Then the glacier moved, it was so strong
It carried huge boulders as it inched along,
Depositing river sentinels here and there
And islands of rock, stark and bare.
This erosion of land caused canyons deep
And bluffs inaccessible-columned and steep.
Then the ice melted and water ran
Leaving sand, rocks, gravel, an alluvial fan.
When the water channeled with a raging roar
It created a river of rapids galore.
With boulder dotted islands away from shore,
Tall river sentinels on water evermore.
It was said to be just the second time in the Columbia River’s history that the river’s mighty waters ceased to flow.
But unlike 1872 when a huge cliff gave way during an earthquake, stopping the river near Entiat, the closing of Rock Island Dam’s east-channel spillways was a bit more planned.
It also was witnessed by far more people.
Newspaper accounts of the Feb. 10, 1932, event paint a bizarre picture of more than 1,000 people lining the river bank, waiting for the water to stop flowing, and hundreds more eager to check out the momentarily dry riverbed downstream.
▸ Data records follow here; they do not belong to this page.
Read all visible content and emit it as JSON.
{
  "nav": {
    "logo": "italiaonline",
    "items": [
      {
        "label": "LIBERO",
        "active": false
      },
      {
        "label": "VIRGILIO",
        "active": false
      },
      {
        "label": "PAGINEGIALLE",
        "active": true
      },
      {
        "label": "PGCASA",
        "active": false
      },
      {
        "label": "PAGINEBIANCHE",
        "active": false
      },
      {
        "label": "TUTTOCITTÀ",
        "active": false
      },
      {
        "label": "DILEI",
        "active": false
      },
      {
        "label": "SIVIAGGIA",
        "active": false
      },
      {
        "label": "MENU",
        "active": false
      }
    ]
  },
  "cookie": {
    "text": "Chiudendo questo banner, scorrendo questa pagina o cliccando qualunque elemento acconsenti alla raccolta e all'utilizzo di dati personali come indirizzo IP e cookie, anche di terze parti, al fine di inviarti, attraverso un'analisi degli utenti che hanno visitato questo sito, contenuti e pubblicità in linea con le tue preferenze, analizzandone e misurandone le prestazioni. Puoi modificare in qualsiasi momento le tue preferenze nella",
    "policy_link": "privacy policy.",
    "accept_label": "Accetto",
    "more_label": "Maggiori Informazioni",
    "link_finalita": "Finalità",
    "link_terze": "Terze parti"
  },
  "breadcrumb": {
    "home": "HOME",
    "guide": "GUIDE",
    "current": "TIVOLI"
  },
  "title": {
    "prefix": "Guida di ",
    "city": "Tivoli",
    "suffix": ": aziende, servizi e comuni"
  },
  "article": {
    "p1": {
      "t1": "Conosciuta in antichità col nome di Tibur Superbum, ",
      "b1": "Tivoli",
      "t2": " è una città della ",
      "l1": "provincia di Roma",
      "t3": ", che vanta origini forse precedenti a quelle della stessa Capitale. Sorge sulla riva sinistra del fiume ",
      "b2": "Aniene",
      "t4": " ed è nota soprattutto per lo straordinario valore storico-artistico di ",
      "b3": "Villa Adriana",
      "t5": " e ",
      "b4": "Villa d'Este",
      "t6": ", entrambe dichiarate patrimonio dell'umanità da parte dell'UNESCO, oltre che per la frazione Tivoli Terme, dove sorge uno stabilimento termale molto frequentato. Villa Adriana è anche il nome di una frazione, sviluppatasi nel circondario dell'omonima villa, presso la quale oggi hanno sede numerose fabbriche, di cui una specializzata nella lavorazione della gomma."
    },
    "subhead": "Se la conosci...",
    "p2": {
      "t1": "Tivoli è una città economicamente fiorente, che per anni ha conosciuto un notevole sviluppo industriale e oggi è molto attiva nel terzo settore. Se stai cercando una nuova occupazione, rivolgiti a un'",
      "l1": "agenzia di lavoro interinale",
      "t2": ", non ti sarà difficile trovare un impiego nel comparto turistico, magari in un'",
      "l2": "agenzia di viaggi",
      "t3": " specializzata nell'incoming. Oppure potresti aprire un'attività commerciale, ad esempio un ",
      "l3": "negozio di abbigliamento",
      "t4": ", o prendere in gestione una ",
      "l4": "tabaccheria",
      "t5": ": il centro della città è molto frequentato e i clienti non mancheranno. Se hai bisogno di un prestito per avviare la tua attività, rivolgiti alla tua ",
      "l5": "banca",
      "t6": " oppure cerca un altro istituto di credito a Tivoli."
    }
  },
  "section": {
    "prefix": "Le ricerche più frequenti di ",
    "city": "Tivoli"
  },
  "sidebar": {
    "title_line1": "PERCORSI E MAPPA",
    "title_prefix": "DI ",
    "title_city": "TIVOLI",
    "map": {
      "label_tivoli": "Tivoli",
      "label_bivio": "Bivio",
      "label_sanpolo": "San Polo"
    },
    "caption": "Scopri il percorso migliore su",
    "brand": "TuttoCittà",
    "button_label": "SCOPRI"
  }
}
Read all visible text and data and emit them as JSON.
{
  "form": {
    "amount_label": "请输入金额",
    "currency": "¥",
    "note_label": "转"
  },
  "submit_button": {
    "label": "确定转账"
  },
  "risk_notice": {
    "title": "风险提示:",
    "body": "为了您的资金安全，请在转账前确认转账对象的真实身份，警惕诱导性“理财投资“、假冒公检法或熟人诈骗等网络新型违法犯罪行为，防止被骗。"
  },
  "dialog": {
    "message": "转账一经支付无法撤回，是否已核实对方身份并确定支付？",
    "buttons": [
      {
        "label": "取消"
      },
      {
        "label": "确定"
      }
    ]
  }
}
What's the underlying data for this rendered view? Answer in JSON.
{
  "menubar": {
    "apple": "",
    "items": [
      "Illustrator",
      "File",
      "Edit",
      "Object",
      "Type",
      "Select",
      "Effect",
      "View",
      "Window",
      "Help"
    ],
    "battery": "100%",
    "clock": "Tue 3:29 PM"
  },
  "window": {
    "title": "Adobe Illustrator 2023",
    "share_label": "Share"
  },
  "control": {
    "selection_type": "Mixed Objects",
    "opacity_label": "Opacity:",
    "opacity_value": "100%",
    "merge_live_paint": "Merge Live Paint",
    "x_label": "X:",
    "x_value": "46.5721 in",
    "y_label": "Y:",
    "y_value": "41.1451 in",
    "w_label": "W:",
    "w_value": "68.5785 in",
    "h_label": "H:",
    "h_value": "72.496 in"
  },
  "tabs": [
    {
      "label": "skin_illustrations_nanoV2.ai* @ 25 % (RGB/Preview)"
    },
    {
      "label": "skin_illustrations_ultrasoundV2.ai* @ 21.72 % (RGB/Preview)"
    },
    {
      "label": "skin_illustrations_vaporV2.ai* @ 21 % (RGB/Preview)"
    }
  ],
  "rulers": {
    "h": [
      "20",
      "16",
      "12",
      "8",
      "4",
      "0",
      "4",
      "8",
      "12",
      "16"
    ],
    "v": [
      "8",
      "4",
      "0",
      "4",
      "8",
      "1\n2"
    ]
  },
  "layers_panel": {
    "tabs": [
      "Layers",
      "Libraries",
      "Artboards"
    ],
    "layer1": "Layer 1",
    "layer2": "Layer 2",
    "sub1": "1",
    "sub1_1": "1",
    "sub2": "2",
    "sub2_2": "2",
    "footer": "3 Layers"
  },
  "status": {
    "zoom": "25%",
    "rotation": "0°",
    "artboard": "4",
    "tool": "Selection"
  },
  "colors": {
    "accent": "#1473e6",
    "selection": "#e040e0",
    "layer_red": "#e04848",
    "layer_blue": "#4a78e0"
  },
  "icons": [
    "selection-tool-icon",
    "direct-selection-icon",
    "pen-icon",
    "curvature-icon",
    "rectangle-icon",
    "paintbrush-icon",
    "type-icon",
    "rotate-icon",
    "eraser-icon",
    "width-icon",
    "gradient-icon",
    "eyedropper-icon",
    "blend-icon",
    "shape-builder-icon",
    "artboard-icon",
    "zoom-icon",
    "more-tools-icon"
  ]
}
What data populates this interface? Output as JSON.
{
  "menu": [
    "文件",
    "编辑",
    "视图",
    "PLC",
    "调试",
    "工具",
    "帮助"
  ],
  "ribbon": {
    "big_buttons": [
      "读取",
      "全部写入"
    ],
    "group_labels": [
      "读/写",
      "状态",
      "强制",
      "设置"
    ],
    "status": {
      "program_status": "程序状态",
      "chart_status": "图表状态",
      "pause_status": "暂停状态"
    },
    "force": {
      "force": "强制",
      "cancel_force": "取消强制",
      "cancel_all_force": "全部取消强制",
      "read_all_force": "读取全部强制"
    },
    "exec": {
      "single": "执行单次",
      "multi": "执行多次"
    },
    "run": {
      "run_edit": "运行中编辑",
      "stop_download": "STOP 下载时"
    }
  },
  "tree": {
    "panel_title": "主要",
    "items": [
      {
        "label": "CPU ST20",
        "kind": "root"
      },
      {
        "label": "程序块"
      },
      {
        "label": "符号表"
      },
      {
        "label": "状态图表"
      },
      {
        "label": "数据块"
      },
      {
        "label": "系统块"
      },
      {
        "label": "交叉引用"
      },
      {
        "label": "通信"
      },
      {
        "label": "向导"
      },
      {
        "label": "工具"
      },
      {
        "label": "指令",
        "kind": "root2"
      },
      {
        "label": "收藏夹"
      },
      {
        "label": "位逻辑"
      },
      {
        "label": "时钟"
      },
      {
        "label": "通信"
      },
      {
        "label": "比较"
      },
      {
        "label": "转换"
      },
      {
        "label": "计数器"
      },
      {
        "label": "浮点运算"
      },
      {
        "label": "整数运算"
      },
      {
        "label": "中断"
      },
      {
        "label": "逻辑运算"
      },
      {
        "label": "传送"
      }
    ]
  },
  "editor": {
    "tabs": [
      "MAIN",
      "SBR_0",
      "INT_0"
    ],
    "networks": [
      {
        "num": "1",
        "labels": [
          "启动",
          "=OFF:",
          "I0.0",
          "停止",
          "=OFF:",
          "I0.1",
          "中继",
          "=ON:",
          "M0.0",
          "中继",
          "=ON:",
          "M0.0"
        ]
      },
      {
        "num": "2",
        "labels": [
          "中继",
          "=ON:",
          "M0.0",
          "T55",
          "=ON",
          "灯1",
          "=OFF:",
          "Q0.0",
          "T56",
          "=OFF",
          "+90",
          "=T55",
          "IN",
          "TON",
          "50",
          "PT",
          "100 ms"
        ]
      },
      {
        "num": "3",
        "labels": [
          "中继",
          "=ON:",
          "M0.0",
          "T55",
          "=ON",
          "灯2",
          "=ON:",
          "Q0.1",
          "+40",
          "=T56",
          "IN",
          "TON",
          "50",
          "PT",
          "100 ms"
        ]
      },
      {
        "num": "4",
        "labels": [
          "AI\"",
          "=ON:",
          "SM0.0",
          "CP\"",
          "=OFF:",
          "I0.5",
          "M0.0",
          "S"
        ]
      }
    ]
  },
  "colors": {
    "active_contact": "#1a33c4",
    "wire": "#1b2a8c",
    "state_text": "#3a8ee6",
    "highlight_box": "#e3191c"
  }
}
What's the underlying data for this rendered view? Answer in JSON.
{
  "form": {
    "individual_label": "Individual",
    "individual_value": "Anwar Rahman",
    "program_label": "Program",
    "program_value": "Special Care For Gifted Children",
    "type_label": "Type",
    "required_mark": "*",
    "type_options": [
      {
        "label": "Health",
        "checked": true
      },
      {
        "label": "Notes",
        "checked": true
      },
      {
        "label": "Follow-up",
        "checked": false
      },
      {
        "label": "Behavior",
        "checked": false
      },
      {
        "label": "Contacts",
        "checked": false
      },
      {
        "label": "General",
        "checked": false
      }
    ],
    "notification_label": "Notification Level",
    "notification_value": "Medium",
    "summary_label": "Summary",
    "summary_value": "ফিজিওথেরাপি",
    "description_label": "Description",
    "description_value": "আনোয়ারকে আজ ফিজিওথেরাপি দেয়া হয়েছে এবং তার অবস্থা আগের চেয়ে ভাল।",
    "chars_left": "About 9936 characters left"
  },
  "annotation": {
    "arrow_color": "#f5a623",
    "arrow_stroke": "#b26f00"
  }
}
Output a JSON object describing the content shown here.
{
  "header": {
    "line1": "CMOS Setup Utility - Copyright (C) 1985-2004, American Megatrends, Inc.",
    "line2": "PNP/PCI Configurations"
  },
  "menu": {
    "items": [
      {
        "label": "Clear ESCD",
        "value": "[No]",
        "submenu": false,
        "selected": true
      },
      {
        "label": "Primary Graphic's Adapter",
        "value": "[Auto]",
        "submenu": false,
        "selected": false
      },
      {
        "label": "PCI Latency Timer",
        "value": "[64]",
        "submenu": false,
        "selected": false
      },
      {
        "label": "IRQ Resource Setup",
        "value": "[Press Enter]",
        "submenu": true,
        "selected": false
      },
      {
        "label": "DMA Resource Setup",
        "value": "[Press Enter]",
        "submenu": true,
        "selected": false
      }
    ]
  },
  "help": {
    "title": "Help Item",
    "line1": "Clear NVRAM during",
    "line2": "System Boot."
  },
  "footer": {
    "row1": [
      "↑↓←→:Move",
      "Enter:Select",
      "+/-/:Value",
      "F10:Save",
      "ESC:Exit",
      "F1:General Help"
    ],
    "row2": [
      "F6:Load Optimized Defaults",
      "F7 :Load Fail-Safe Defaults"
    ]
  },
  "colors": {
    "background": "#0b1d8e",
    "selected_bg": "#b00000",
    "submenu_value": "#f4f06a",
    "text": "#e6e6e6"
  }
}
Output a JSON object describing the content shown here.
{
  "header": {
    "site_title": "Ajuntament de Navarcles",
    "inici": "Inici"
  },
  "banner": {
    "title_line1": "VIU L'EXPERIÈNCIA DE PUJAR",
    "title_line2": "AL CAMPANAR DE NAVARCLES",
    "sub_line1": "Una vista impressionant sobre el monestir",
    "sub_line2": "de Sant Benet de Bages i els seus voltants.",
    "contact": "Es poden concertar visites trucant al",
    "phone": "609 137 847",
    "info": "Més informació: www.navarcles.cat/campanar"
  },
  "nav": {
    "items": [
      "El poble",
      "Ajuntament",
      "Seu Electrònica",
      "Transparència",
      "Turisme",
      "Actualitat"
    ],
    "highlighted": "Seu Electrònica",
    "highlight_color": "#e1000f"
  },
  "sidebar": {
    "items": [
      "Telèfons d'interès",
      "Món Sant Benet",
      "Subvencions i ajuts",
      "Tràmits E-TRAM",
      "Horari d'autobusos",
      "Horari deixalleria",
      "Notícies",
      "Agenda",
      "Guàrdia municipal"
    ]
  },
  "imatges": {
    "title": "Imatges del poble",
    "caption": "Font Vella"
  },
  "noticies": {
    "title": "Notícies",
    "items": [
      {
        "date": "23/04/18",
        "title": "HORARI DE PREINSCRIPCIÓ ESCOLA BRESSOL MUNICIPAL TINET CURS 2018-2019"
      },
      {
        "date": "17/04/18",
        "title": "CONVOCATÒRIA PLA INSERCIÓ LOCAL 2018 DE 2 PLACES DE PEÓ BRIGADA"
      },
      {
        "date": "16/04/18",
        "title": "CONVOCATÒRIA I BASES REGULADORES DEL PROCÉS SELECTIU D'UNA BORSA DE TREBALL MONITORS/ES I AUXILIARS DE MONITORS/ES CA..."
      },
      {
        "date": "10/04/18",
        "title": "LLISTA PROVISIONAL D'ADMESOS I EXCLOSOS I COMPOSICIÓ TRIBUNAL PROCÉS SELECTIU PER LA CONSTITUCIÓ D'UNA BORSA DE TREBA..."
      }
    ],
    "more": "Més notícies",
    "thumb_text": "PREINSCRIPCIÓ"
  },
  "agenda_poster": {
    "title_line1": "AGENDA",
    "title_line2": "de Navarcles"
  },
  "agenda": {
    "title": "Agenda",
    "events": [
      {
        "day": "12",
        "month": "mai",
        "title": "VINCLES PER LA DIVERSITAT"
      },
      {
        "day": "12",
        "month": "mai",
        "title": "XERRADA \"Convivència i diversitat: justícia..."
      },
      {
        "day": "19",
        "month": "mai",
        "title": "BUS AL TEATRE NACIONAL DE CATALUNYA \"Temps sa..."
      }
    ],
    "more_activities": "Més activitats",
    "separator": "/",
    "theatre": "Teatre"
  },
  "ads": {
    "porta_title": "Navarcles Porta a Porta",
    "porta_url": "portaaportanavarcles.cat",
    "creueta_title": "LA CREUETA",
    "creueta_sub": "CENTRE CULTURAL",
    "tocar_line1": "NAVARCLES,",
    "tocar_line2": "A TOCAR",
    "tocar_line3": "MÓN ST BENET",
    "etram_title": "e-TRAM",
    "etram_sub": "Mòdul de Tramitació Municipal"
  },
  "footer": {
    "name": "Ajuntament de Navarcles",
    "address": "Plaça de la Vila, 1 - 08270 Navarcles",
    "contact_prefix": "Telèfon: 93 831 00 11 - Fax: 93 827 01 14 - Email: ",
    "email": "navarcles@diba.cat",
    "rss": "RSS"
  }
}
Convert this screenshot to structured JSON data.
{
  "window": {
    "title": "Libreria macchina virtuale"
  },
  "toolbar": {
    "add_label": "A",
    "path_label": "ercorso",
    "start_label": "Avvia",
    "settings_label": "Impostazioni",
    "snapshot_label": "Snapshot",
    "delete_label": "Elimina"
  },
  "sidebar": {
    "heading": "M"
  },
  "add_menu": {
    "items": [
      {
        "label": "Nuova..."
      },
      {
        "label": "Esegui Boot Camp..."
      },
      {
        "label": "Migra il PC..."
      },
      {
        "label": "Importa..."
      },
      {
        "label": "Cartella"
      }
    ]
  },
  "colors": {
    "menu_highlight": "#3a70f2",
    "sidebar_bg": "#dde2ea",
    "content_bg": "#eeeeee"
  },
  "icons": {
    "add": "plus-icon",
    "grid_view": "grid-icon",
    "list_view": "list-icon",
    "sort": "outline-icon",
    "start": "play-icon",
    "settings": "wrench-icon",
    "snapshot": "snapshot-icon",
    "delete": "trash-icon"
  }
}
When the flow stopped, federal officials and engineers wearing hip boots and wading through falling water levels checked the dam’s tailrace. They were joined by those searching for other items.